And the people it has subsequently hurt.
I’ve lost count of how many times I’ve heard a patient tell me that their doctor told them to “stay away from anything white.”
It’s a seemingly harmless statement, one coming from a place of good intention, hopeful that it will help someone become healthier. In truth, during the early days of my nutrition practice, I am likely guilty of making similarly judgmental statements. But today, I want to right that wrong and apologize for any times I may have crossed that line.
Although there are many foods I could apologize to, today I want to particularly apologize to white rice and the people who enjoy it. In western culture, we have a long history of deciding that our way is the “right” way, and anyone who deviates from what we are comfortable with is wrong. White rice is a perfect example of this.
People in Asian countries have consumed rice for over 8,000 years. Let that sink in. Eight thousand years. For reference, America has only been around for 244 years. Looking objectively at the data, it can also be argued that individuals living in Asian countries have significantly better health markers than most western countries. Now, I’m not saying that rice is the key to health and longevity. But what I’m saying is that clearly, health is more complicated than “stay away from anything white.”
From what I’ve observed, western society seems intent on systematically telling people from other cultures that their way of eating is wrong.

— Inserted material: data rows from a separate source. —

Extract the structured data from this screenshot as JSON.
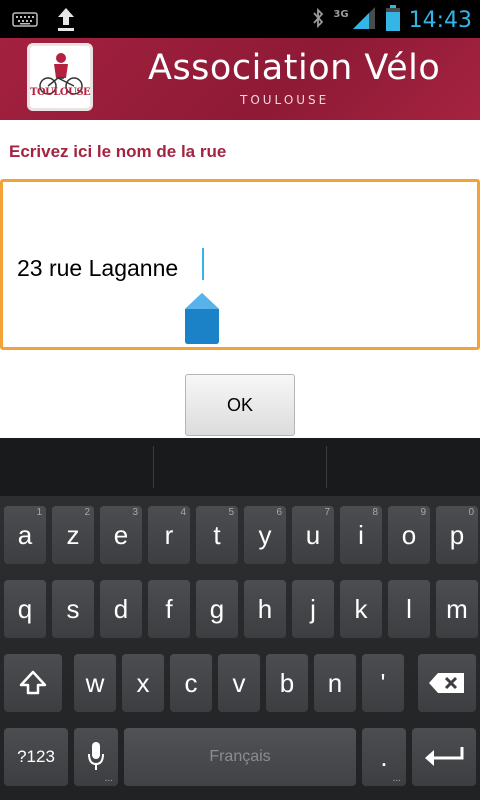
{
  "status_bar": {
    "time": "14:43",
    "network": "3G",
    "icons": [
      "keyboard-icon",
      "upload-icon",
      "bluetooth-icon",
      "signal-icon",
      "battery-icon"
    ]
  },
  "header": {
    "title": "Association Vélo",
    "subtitle": "TOULOUSE",
    "logo_text": "TOULOUSE",
    "colors": {
      "brand": "#a3213f"
    }
  },
  "form": {
    "prompt": "Ecrivez ici le nom de la rue",
    "street_value": "23 rue Laganne",
    "ok_label": "OK",
    "colors": {
      "field_border": "#f3a237",
      "cursor": "#33b5e5"
    }
  },
  "keyboard": {
    "row1": [
      {
        "label": "a",
        "num": "1"
      },
      {
        "label": "z",
        "num": "2"
      },
      {
        "label": "e",
        "num": "3"
      },
      {
        "label": "r",
        "num": "4"
      },
      {
        "label": "t",
        "num": "5"
      },
      {
        "label": "y",
        "num": "6"
      },
      {
        "label": "u",
        "num": "7"
      },
      {
        "label": "i",
        "num": "8"
      },
      {
        "label": "o",
        "num": "9"
      },
      {
        "label": "p",
        "num": "0"
      }
    ],
    "row2": [
      "q",
      "s",
      "d",
      "f",
      "g",
      "h",
      "j",
      "k",
      "l",
      "m"
    ],
    "row3": [
      "w",
      "x",
      "c",
      "v",
      "b",
      "n",
      "'"
    ],
    "symbols_label": "?123",
    "space_label": "Français",
    "period_label": ".",
    "ellipsis": "..."
  }
}
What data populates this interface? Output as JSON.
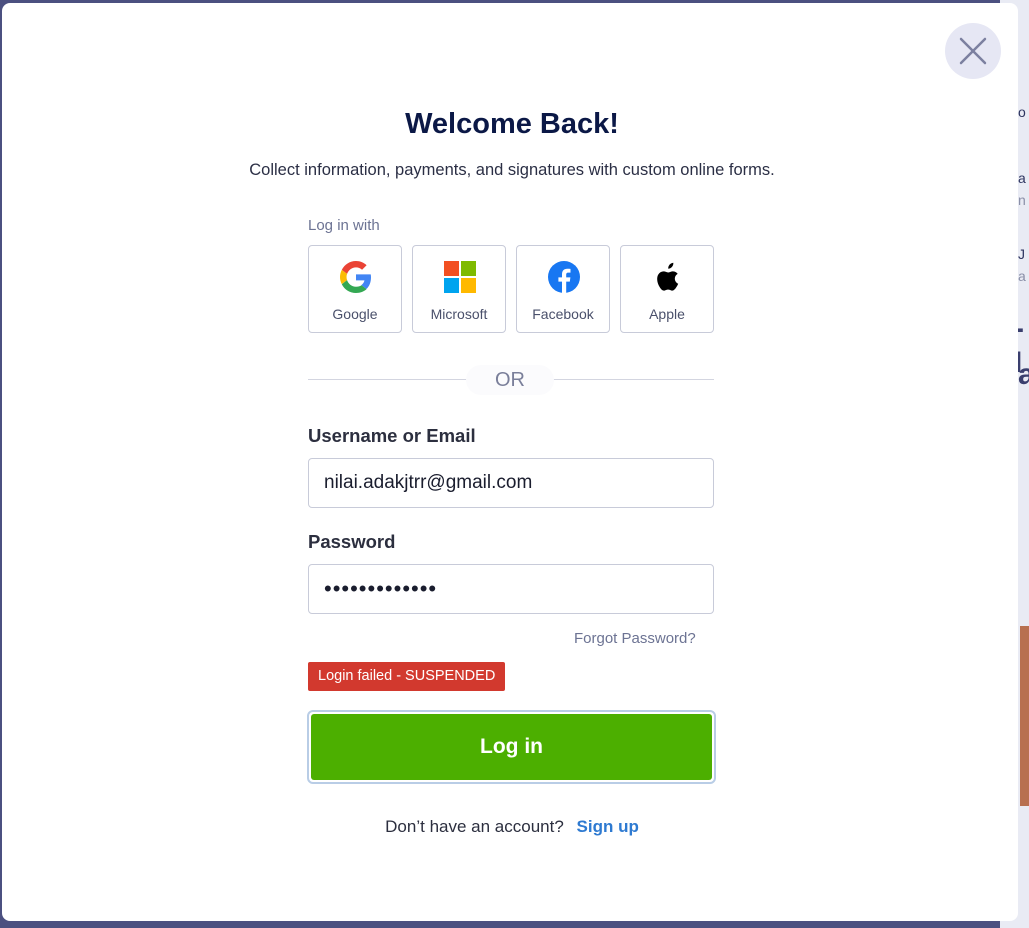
{
  "background": {
    "fragments": [
      "o",
      "a",
      "n",
      "J",
      "a",
      "-I",
      "a"
    ]
  },
  "modal": {
    "title": "Welcome Back!",
    "subtitle": "Collect information, payments, and signatures with custom online forms.",
    "close_icon": "close-icon"
  },
  "social": {
    "heading": "Log in with",
    "providers": [
      {
        "label": "Google",
        "icon": "google-icon"
      },
      {
        "label": "Microsoft",
        "icon": "microsoft-icon"
      },
      {
        "label": "Facebook",
        "icon": "facebook-icon"
      },
      {
        "label": "Apple",
        "icon": "apple-icon"
      }
    ]
  },
  "divider": {
    "label": "OR"
  },
  "form": {
    "username_label": "Username or Email",
    "username_value": "nilai.adakjtrr@gmail.com",
    "password_label": "Password",
    "password_value": "•••••••••••••",
    "forgot_label": "Forgot Password?",
    "error_message": "Login failed - SUSPENDED",
    "submit_label": "Log in"
  },
  "signup": {
    "question": "Don’t have an account?",
    "link_label": "Sign up"
  },
  "colors": {
    "primary_button": "#4caf00",
    "error": "#d2392e",
    "title": "#0b1846",
    "link": "#2e7ad1"
  }
}
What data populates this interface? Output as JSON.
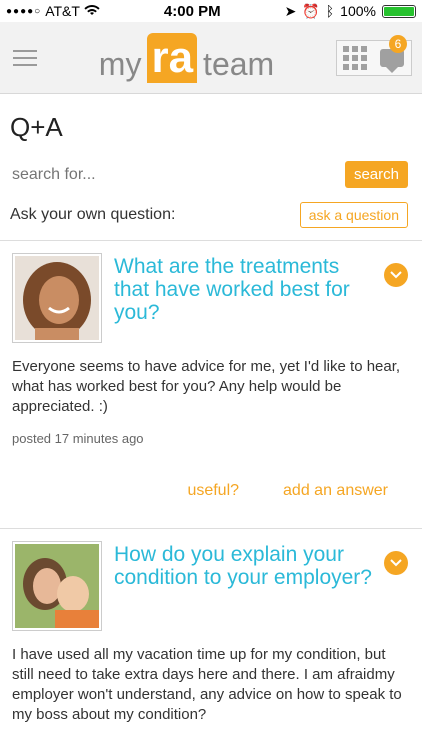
{
  "status_bar": {
    "carrier": "AT&T",
    "time": "4:00 PM",
    "battery": "100%",
    "battery_level": 1.0
  },
  "header": {
    "logo_my": "my",
    "logo_ra": "ra",
    "logo_team": "team",
    "notification_count": "6"
  },
  "page": {
    "title": "Q+A"
  },
  "search": {
    "placeholder": "search for...",
    "button_label": "search"
  },
  "ask": {
    "label": "Ask your own question:",
    "button_label": "ask a question"
  },
  "questions": [
    {
      "title": "What are the treatments that have worked best for you?",
      "body": "Everyone seems to have advice for me, yet I'd like to hear, what has worked best for you? Any help would be appreciated. :)",
      "posted": "posted 17 minutes ago",
      "useful_label": "useful?",
      "answer_label": "add an answer"
    },
    {
      "title": "How do you explain your condition to your employer?",
      "body": "I have used all my vacation time up for my condition, but still need to take extra days here and there.  I am afraidmy employer won't understand, any advice on how to speak to my boss about my condition?"
    }
  ],
  "colors": {
    "accent": "#f5a623",
    "title": "#2bb9d8"
  }
}
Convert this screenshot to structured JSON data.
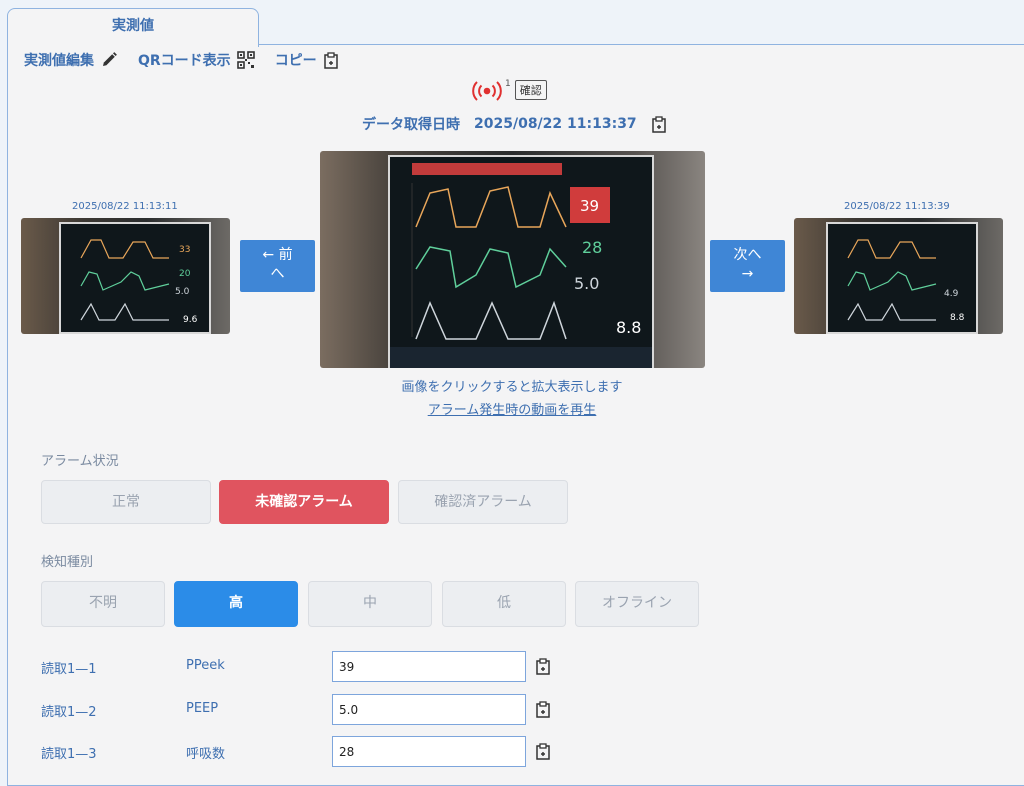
{
  "tab": {
    "label": "実測値"
  },
  "toolbar": {
    "edit_label": "実測値編集",
    "qr_label": "QRコード表示",
    "copy_label": "コピー"
  },
  "alarm": {
    "count": "1",
    "confirm_label": "確認"
  },
  "acquired": {
    "label": "データ取得日時",
    "value": "2025/08/22 11:13:37"
  },
  "images": {
    "prev_time": "2025/08/22 11:13:11",
    "next_time": "2025/08/22 11:13:39",
    "prev_button": "← 前",
    "prev_button_sub": "へ",
    "next_button": "次へ",
    "next_button_sub": "→",
    "main_readings": [
      "39",
      "28",
      "5.0",
      "8.8"
    ]
  },
  "captions": {
    "zoom_hint": "画像をクリックすると拡大表示します",
    "video_link": "アラーム発生時の動画を再生"
  },
  "alarm_status": {
    "label": "アラーム状況",
    "options": [
      "正常",
      "未確認アラーム",
      "確認済アラーム"
    ],
    "selected": "未確認アラーム"
  },
  "detection": {
    "label": "検知種別",
    "options": [
      "不明",
      "高",
      "中",
      "低",
      "オフライン"
    ],
    "selected": "高"
  },
  "readings": [
    {
      "key": "読取1—1",
      "name": "PPeek",
      "value": "39"
    },
    {
      "key": "読取1—2",
      "name": "PEEP",
      "value": "5.0"
    },
    {
      "key": "読取1—3",
      "name": "呼吸数",
      "value": "28"
    }
  ],
  "colors": {
    "accent": "#3e6fb0",
    "alarm_red": "#e0545f",
    "selected_blue": "#2b8ce8",
    "nav_blue": "#3f86d6"
  }
}
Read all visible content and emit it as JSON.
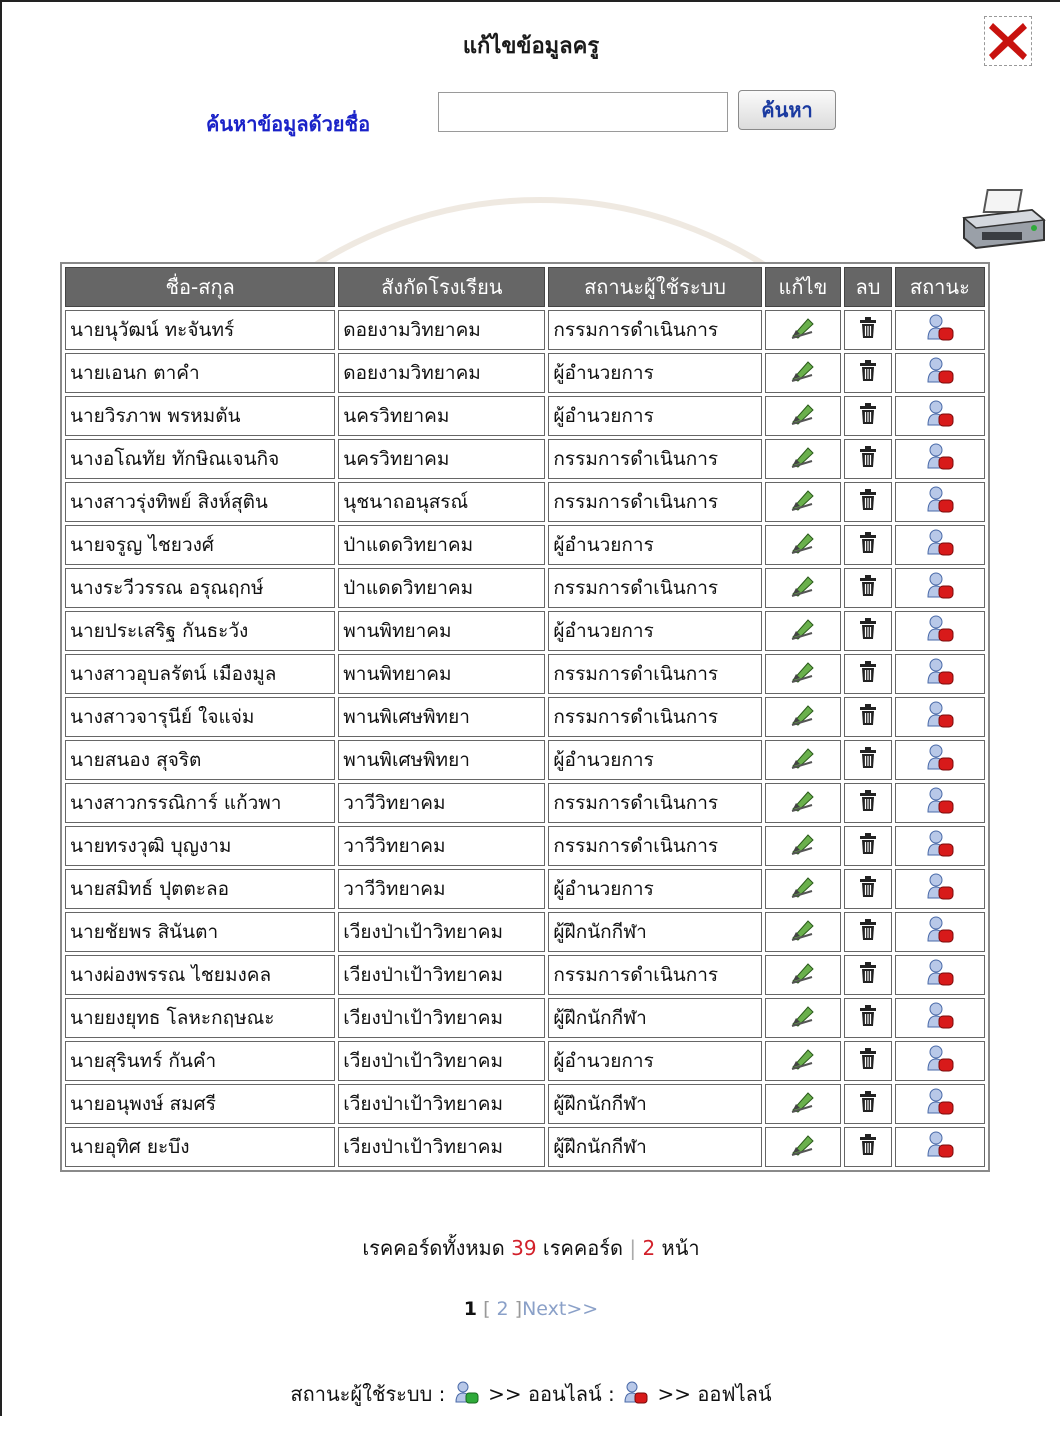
{
  "page_title": "แก้ไขข้อมูลครู",
  "search": {
    "label": "ค้นหาข้อมูลด้วยชื่อ",
    "value": "",
    "button_label": "ค้นหา"
  },
  "table": {
    "headers": [
      "ชื่อ-สกุล",
      "สังกัดโรงเรียน",
      "สถานะผู้ใช้ระบบ",
      "แก้ไข",
      "ลบ",
      "สถานะ"
    ],
    "rows": [
      {
        "name": "นายนุวัฒน์ ทะจันทร์",
        "school": "ดอยงามวิทยาคม",
        "role": "กรรมการดำเนินการ",
        "status": "offline"
      },
      {
        "name": "นายเอนก ตาคำ",
        "school": "ดอยงามวิทยาคม",
        "role": "ผู้อำนวยการ",
        "status": "offline"
      },
      {
        "name": "นายวิรภาพ พรหมตัน",
        "school": "นครวิทยาคม",
        "role": "ผู้อำนวยการ",
        "status": "offline"
      },
      {
        "name": "นางอโณทัย ทักษิณเจนกิจ",
        "school": "นครวิทยาคม",
        "role": "กรรมการดำเนินการ",
        "status": "offline"
      },
      {
        "name": "นางสาวรุ่งทิพย์ สิงห์สุติน",
        "school": "นุชนาถอนุสรณ์",
        "role": "กรรมการดำเนินการ",
        "status": "offline"
      },
      {
        "name": "นายจรูญ ไชยวงศ์",
        "school": "ป่าแดดวิทยาคม",
        "role": "ผู้อำนวยการ",
        "status": "offline"
      },
      {
        "name": "นางระวีวรรณ อรุณฤกษ์",
        "school": "ป่าแดดวิทยาคม",
        "role": "กรรมการดำเนินการ",
        "status": "offline"
      },
      {
        "name": "นายประเสริฐ กันธะวัง",
        "school": "พานพิทยาคม",
        "role": "ผู้อำนวยการ",
        "status": "offline"
      },
      {
        "name": "นางสาวอุบลรัตน์ เมืองมูล",
        "school": "พานพิทยาคม",
        "role": "กรรมการดำเนินการ",
        "status": "offline"
      },
      {
        "name": "นางสาวจารุนีย์ ใจแจ่ม",
        "school": "พานพิเศษพิทยา",
        "role": "กรรมการดำเนินการ",
        "status": "offline"
      },
      {
        "name": "นายสนอง สุจริต",
        "school": "พานพิเศษพิทยา",
        "role": "ผู้อำนวยการ",
        "status": "offline"
      },
      {
        "name": "นางสาวกรรณิการ์ แก้วพา",
        "school": "วาวีวิทยาคม",
        "role": "กรรมการดำเนินการ",
        "status": "offline"
      },
      {
        "name": "นายทรงวุฒิ บุญงาม",
        "school": "วาวีวิทยาคม",
        "role": "กรรมการดำเนินการ",
        "status": "offline"
      },
      {
        "name": "นายสมิทธ์ ปุตตะลอ",
        "school": "วาวีวิทยาคม",
        "role": "ผู้อำนวยการ",
        "status": "offline"
      },
      {
        "name": "นายชัยพร สินันตา",
        "school": "เวียงป่าเป้าวิทยาคม",
        "role": "ผู้ฝึกนักกีฬา",
        "status": "offline"
      },
      {
        "name": "นางผ่องพรรณ ไชยมงคล",
        "school": "เวียงป่าเป้าวิทยาคม",
        "role": "กรรมการดำเนินการ",
        "status": "offline"
      },
      {
        "name": "นายยงยุทธ โลหะกฤษณะ",
        "school": "เวียงป่าเป้าวิทยาคม",
        "role": "ผู้ฝึกนักกีฬา",
        "status": "offline"
      },
      {
        "name": "นายสุรินทร์ กันคำ",
        "school": "เวียงป่าเป้าวิทยาคม",
        "role": "ผู้อำนวยการ",
        "status": "offline"
      },
      {
        "name": "นายอนุพงษ์ สมศรี",
        "school": "เวียงป่าเป้าวิทยาคม",
        "role": "ผู้ฝึกนักกีฬา",
        "status": "offline"
      },
      {
        "name": "นายอุทิศ ยะบึง",
        "school": "เวียงป่าเป้าวิทยาคม",
        "role": "ผู้ฝึกนักกีฬา",
        "status": "offline"
      }
    ]
  },
  "summary": {
    "prefix": "เรคคอร์ดทั้งหมด",
    "total": "39",
    "unit": "เรคคอร์ด",
    "separator": "|",
    "pages": "2",
    "pages_unit": "หน้า"
  },
  "pagination": {
    "current": "1",
    "open_bracket": "[",
    "page2": "2",
    "close_bracket": "]",
    "next": "Next>>"
  },
  "legend": {
    "label": "สถานะผู้ใช้ระบบ :",
    "online_text": ">> ออนไลน์ :",
    "offline_text": ">> ออฟไลน์"
  },
  "colors": {
    "label_blue": "#1a22c8",
    "header_bg": "#666666",
    "count_red": "#d2202a",
    "online_green": "#2faa3a",
    "offline_red": "#d81a1a"
  },
  "icons": {
    "close": "close-x-icon",
    "print": "printer-icon",
    "edit": "edit-pencil-icon",
    "delete": "trash-icon",
    "online": "user-online-icon",
    "offline": "user-offline-icon"
  }
}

So wrong, in fact, that it is causing their disease. With our in-and-out-the-door medical approach an overly simplistic “stay away from (insert culturally important food),” we have created harm instead of preventing it.
Years of true, objective nutrition research show there is nothing wrong with white rice. Or tortillas. Or pasta. Or etc. Nutrition and health are significantly more complex than singling out a food. Health has more to do with our relationship with foods, choosing convenience over preparation, and sitting instead of walking. This is a conversation for another time, but you get the idea.
We have to change our dialogue around how we address nutrition with our patients. People come from many diverse backgrounds and have deep cultural roots in eating particular foods. Instead of dismissing our patients, take the time to work with them collaboratively.
Here is an example of a patient encounter to use for guidance:
A patient comes into your office who has diabetes. She shares that she notices her blood sugar increases significantly after eating rice, and she is worried and distraught about what to do.
Step 1: Gather info
Ask her if rice is something she eats as a staple in her current diet- this will give you a sense of how she views the food.
“I hear you saying that when you eat rice, your blood sugar increases. Is rice something you and your family enjoy eating regularly?”
Step 2: Ask for permission
“I can tell that you are worried about your blood sugar. I have some suggestions that might help. Is it ok if I share them with you?”
Step 3: Offer science-based and patient-centered advice
1: Take a walk after eating
2: Adjust the portion size
3: Reduce carbohydrates somewhere else
4. Adjust the medication
“Do any of these options sound like something you might be interested in trying?”
The patient’s primary concern was addressed. We didn’t shame her for eating rice. She feels in control of her health and trusts you.
We need to break ourselves of our rigidity and allow an openness with our patients. Humans are more interconnected than ever, and a true scientist can view the world with an open and questioning mind. We have much to learn from other cultures and need to embrace our different food heritages.
So my dear white rice, we are sorry for wronging you. Please accept a place at our table.